### What is required
The expected output is the full set of entries, retyped verbatim, pictures excluded.

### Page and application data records
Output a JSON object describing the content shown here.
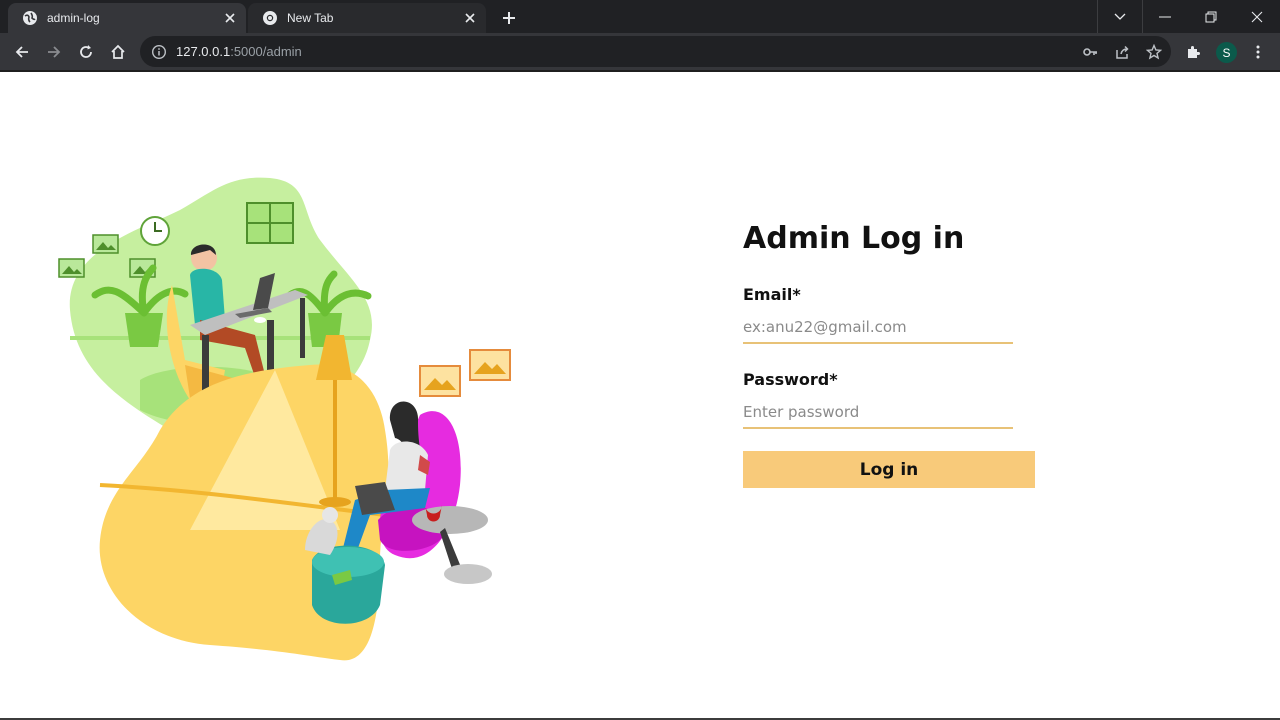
{
  "browser": {
    "tabs": [
      {
        "title": "admin-log",
        "active": true,
        "icon": "globe-icon"
      },
      {
        "title": "New Tab",
        "active": false,
        "icon": "chrome-icon"
      }
    ],
    "url_host": "127.0.0.1",
    "url_rest": ":5000/admin",
    "profile_initial": "S"
  },
  "login": {
    "heading": "Admin Log in",
    "email_label": "Email*",
    "email_placeholder": "ex:anu22@gmail.com",
    "password_label": "Password*",
    "password_placeholder": "Enter password",
    "submit_label": "Log in"
  },
  "colors": {
    "accent": "#f8ca7a",
    "underline": "#e8c277",
    "illustration_green": "#c6ef9f",
    "illustration_yellow": "#fdd565"
  }
}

### Exercise answer
Output a JSON object describing the content shown here.
{
  "browser": {
    "tabs": [
      {
        "title": "admin-log",
        "active": true,
        "icon": "globe-icon"
      },
      {
        "title": "New Tab",
        "active": false,
        "icon": "chrome-icon"
      }
    ],
    "url_host": "127.0.0.1",
    "url_rest": ":5000/admin",
    "profile_initial": "S"
  },
  "login": {
    "heading": "Admin Log in",
    "email_label": "Email*",
    "email_placeholder": "ex:anu22@gmail.com",
    "password_label": "Password*",
    "password_placeholder": "Enter password",
    "submit_label": "Log in"
  },
  "colors": {
    "accent": "#f8ca7a",
    "underline": "#e8c277",
    "illustration_green": "#c6ef9f",
    "illustration_yellow": "#fdd565"
  }
}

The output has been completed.